Popeye’s favorite food has long been known as a nutritional powerhouse because of its high iron and potassium content, but spinach can also fight heartburn. Joined by other green veggies such as broccoli, asparagus, kale and collard greens, spinach’s pH above 6 helps it nicely balance the stomach’s acidity.
Most of us know bananas are an alkaline fruit that prove useful against acid reflux because of their ability to coat an irritated esophageal lining. But melons also fall into this category. With a pH above 6 – especially breakfast darlings cantaloupe and honeydew – melons are also a rich source of magnesium, a mineral found in many acid reflux remedies. Try them in your morning smoothie instead of higher-acidity berries.
Almost calorie-free because of its high water content, celery is also frequently tapped as an appetite suppressant – a bonus when it comes to halting the overeating that can bring on heartburn. Rich in magnesium and other key nutrients, celery was shown in a 2010 study to help prevent or lessen the development of ulcers in the digestive tract. The research in the Journal of Pharmaceutical Biology found celery contains a certain type of protective ethanol extract that can replenish gastric mucus necessary to coat the stomach lining and control the amount of gastric acid released.
Despite raisins’ tiny size, they pack a nutritional wallop.
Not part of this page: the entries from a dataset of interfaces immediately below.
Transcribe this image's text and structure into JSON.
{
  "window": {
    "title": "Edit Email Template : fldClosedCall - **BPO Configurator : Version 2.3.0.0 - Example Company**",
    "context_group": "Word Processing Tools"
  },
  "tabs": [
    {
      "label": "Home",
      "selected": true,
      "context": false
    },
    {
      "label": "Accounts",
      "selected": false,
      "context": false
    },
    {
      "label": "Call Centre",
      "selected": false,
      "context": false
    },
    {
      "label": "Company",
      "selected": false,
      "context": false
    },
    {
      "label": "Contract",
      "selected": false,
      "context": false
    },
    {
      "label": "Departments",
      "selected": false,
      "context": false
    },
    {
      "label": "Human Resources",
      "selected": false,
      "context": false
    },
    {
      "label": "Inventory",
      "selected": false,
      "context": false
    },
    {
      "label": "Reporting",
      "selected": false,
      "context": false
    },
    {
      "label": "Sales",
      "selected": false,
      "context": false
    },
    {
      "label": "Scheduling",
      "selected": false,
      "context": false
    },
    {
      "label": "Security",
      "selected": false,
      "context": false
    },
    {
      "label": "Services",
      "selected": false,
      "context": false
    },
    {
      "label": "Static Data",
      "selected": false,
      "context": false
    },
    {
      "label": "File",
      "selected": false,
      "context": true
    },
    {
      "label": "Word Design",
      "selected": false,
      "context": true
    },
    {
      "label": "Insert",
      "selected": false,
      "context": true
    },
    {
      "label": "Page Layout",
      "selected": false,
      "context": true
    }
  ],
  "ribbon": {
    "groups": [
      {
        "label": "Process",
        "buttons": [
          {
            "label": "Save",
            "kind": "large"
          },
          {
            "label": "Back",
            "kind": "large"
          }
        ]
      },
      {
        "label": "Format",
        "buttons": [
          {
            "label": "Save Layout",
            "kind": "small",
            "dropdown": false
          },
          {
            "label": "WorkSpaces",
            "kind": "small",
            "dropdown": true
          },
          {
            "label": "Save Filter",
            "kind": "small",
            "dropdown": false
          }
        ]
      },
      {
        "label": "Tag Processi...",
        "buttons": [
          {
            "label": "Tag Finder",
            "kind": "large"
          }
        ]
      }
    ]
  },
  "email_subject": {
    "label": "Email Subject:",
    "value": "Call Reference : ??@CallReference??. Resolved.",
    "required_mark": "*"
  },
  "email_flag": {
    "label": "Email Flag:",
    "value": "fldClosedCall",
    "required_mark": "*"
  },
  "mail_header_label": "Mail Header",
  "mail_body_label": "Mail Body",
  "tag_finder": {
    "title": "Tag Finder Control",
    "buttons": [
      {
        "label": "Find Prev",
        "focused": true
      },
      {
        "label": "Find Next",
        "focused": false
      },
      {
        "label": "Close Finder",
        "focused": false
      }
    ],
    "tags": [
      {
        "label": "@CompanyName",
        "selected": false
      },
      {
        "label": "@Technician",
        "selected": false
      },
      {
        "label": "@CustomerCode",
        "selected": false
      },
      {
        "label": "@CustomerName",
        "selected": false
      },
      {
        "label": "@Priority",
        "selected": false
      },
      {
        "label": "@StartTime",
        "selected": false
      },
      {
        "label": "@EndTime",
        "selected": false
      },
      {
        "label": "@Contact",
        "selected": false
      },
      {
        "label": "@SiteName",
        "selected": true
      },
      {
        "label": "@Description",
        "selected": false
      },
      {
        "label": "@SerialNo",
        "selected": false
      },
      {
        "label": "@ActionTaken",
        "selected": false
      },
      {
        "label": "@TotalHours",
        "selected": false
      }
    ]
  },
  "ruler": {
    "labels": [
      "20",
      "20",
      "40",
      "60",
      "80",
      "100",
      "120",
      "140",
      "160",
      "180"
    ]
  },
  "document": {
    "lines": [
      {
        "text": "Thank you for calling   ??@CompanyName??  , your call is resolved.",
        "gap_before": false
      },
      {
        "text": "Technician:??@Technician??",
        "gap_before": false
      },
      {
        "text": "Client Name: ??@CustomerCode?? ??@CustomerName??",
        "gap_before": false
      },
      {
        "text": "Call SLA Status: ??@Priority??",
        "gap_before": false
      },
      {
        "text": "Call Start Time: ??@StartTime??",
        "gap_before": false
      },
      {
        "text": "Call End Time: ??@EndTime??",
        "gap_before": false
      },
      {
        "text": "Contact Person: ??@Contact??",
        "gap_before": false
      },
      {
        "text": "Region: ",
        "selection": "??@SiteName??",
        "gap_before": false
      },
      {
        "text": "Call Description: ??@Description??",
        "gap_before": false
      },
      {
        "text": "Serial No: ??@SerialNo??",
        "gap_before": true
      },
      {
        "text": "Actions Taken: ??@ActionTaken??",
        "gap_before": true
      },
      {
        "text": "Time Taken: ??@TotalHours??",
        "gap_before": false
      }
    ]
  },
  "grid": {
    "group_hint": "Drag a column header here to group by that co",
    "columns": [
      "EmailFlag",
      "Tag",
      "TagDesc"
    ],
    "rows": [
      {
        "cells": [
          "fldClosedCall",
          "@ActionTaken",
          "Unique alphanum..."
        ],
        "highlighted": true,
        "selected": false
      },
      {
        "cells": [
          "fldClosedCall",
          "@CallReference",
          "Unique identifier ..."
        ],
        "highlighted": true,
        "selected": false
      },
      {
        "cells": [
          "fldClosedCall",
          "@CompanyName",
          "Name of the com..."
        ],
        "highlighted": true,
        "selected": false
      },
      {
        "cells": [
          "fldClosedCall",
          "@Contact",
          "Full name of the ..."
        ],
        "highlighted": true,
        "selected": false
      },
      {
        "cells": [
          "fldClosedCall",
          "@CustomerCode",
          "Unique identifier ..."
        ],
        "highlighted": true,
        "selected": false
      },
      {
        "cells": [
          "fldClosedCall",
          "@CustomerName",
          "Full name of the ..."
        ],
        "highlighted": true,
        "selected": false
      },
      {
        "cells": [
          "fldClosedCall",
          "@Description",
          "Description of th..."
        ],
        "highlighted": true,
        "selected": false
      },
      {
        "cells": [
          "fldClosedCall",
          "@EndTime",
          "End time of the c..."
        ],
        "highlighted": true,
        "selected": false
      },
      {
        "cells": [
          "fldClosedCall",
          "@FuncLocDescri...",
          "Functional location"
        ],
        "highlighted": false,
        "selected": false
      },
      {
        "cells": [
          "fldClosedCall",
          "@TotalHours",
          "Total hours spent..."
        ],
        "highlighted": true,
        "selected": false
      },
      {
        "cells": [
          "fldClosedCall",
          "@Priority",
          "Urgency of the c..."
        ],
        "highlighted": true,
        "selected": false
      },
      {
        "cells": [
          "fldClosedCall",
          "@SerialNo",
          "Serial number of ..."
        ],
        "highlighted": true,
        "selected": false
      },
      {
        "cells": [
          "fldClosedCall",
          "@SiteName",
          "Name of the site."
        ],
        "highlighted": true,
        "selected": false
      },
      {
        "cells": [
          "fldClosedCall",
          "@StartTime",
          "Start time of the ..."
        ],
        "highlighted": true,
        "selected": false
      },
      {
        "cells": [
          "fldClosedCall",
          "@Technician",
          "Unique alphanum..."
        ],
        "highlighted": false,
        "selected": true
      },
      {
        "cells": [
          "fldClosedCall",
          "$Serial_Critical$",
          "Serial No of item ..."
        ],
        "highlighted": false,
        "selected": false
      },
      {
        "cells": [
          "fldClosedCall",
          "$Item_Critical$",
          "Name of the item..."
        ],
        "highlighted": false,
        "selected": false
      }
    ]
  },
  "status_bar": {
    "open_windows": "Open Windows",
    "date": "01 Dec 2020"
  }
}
Full of fiber – which can help absorb excess stomach acid – raisins made from any type of grape typically carry a pH above 4 and are considered a highly alkaline-forming food. Also rich in calcium, iron, potassium, folate and vitamin C, raisins are held in high regard for their many digestive benefits. They’re even better when paired with toast or oatmeal, which are also both considered GERD-fighting foods.
Maureen Salamon is a widely published health and medical writer who has written for The New York Times, The Atlantic, CNN.com, HealthDay, The Dallas Morning News and other major publications.